Stored data
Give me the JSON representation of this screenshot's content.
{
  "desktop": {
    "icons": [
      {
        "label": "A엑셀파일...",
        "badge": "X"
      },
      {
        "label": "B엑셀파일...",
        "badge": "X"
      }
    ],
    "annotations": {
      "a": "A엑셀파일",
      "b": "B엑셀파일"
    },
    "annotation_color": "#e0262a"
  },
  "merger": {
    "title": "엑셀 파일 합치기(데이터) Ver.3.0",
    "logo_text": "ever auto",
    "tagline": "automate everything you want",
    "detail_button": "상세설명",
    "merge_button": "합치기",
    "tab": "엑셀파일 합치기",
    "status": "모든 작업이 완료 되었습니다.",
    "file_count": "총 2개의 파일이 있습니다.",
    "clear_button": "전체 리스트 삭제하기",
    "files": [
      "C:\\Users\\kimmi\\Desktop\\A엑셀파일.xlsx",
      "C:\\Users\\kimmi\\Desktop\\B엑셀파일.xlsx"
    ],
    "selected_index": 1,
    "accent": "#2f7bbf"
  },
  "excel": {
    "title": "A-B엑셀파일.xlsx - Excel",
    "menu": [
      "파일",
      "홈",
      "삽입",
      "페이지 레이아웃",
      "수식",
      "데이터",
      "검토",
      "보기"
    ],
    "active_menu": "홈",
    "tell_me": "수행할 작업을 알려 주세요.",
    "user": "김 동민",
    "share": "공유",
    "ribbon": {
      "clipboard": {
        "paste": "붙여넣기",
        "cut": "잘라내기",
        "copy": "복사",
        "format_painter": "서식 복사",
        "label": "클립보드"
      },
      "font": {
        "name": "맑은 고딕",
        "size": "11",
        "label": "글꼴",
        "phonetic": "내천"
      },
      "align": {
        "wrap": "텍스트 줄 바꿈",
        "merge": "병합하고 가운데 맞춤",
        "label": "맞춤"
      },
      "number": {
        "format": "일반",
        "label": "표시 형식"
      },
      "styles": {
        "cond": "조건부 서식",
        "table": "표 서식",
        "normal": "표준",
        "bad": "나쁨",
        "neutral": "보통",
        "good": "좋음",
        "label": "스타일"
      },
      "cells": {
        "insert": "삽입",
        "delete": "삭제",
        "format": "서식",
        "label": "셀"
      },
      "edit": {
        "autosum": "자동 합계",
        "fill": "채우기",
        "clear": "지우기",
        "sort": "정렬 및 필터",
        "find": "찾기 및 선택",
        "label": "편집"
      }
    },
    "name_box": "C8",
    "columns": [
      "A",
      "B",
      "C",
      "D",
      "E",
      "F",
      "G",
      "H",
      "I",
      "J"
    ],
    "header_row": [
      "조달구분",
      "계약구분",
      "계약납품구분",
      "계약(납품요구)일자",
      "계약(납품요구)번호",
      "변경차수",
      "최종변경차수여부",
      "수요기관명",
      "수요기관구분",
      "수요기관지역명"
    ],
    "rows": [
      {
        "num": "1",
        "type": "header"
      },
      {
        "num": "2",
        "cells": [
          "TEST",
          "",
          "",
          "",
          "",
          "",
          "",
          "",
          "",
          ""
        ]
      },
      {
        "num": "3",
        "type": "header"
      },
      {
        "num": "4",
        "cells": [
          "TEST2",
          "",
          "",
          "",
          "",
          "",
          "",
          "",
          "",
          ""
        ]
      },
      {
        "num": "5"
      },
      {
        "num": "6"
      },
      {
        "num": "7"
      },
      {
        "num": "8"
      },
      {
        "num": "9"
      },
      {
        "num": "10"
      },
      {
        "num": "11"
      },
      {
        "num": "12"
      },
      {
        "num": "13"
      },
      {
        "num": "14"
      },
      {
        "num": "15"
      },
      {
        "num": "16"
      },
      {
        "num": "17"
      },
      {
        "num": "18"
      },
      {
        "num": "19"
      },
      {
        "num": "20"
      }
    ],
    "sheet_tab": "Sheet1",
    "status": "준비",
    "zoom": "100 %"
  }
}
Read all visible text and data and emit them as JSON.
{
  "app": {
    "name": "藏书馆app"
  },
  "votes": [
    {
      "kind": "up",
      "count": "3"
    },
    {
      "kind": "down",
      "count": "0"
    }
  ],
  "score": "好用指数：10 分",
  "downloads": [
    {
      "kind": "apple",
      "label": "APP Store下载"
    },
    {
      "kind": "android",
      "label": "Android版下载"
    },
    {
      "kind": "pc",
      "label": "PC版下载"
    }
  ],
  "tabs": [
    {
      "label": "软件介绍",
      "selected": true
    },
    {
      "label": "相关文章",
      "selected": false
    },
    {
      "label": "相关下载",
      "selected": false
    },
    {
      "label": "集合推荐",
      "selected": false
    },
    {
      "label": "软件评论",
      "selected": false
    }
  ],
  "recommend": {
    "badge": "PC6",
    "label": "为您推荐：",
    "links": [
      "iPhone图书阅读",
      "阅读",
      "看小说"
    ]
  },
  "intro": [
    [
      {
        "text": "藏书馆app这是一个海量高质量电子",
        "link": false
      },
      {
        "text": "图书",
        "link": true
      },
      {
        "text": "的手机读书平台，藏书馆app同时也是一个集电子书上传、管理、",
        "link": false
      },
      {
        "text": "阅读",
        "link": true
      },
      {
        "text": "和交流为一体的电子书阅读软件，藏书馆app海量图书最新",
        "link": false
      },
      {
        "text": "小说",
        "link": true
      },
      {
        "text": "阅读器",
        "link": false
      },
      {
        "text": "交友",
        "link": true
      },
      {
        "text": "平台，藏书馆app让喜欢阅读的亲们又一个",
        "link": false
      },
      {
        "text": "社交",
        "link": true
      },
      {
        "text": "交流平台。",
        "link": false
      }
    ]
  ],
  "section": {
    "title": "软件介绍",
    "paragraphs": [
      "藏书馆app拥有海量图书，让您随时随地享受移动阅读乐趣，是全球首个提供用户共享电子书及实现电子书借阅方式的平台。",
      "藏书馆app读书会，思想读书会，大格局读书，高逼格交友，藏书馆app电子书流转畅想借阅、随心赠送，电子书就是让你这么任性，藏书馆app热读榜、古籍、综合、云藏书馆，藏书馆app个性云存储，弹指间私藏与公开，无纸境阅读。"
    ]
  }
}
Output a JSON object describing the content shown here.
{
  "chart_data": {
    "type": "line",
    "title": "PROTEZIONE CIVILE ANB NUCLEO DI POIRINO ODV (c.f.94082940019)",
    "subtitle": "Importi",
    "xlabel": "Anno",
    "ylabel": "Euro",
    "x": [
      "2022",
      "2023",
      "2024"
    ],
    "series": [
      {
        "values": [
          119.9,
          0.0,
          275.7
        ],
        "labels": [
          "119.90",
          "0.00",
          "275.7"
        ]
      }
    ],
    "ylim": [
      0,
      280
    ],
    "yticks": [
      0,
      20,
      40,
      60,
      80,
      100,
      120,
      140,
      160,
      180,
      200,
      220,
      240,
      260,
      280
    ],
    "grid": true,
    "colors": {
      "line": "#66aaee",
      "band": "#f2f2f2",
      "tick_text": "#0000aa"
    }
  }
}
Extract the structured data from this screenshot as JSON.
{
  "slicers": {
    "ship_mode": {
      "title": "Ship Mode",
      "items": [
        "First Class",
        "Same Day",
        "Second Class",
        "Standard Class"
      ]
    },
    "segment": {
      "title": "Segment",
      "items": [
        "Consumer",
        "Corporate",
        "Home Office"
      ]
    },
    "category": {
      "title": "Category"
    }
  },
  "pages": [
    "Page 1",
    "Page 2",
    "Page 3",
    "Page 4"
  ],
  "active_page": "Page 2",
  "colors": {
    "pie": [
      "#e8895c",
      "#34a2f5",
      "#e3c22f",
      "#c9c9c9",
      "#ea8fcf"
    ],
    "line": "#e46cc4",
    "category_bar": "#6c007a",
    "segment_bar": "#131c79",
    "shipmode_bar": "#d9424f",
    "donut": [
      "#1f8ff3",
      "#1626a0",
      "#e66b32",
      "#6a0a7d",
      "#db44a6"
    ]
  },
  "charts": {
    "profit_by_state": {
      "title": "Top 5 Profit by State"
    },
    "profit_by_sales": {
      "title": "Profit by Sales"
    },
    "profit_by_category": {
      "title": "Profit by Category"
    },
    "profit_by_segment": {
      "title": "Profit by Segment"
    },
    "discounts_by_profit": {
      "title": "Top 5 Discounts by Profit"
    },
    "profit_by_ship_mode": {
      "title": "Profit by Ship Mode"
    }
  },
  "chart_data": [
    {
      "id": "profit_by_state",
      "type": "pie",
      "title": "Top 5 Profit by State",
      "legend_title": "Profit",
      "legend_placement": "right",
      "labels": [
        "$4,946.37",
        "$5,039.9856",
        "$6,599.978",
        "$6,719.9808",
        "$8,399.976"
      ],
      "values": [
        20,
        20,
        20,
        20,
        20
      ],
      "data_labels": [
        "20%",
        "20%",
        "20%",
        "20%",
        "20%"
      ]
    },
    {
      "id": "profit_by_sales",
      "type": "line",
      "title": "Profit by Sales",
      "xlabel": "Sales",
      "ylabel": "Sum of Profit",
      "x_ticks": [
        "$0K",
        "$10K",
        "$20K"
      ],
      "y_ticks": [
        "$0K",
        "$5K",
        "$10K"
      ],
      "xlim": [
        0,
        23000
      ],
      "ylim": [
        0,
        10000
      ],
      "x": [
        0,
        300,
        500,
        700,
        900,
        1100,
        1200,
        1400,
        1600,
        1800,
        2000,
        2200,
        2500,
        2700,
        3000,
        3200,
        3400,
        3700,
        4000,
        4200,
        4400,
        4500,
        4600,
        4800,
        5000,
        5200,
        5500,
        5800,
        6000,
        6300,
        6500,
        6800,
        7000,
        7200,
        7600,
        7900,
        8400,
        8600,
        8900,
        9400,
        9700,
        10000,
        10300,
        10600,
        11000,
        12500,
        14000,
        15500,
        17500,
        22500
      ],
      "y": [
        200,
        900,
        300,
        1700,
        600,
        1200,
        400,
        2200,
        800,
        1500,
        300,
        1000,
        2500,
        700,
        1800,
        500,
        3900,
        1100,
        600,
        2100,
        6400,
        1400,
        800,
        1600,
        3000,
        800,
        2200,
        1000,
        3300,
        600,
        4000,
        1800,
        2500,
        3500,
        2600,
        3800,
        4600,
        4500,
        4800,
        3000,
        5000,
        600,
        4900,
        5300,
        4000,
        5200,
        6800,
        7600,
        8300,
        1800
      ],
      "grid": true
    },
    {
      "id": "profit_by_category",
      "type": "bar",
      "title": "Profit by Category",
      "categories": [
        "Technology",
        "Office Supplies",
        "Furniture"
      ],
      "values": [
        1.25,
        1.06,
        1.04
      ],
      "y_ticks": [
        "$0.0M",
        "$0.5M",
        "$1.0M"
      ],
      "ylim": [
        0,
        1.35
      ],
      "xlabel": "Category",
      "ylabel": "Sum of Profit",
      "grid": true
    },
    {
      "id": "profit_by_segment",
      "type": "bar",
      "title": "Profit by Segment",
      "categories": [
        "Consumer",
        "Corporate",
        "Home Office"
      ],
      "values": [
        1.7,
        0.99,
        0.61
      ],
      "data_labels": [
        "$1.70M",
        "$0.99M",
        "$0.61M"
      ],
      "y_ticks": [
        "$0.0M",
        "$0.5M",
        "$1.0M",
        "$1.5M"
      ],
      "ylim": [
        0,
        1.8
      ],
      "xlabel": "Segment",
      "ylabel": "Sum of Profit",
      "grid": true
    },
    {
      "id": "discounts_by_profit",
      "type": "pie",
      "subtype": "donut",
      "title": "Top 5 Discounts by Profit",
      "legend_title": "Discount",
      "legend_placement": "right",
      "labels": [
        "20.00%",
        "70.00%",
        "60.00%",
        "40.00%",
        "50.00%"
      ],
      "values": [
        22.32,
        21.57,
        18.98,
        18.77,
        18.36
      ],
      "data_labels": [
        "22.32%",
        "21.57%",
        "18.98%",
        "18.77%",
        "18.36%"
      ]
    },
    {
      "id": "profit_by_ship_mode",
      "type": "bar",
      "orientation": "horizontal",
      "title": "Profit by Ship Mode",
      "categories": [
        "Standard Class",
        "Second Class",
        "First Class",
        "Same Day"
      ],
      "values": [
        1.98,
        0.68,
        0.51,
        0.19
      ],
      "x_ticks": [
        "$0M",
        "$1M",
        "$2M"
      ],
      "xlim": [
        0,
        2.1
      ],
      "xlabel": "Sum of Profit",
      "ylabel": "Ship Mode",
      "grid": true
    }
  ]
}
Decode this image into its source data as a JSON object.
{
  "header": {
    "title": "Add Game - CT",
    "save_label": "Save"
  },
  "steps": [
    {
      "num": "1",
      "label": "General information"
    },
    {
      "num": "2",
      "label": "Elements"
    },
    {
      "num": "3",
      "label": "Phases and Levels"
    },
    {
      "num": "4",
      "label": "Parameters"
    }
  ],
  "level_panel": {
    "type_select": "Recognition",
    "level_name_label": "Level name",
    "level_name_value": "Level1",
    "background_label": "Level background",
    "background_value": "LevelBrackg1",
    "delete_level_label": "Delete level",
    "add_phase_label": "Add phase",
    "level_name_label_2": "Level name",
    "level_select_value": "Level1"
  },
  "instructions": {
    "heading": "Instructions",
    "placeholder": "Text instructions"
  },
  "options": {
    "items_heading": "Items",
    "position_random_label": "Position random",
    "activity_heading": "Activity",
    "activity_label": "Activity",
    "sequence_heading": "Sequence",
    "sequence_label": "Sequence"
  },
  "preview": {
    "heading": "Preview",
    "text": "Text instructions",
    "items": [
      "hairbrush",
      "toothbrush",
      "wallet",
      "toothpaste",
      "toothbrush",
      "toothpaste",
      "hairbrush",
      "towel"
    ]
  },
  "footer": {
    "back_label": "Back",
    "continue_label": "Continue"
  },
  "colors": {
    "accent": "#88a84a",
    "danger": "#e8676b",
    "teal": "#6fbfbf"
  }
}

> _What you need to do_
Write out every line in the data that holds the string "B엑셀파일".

> _Expected output_
        "label": "B엑셀파일...",
      "b": "B엑셀파일"
      "C:\\Users\\kimmi\\Desktop\\B엑셀파일.xlsx"
    "title": "A-B엑셀파일.xlsx - Excel",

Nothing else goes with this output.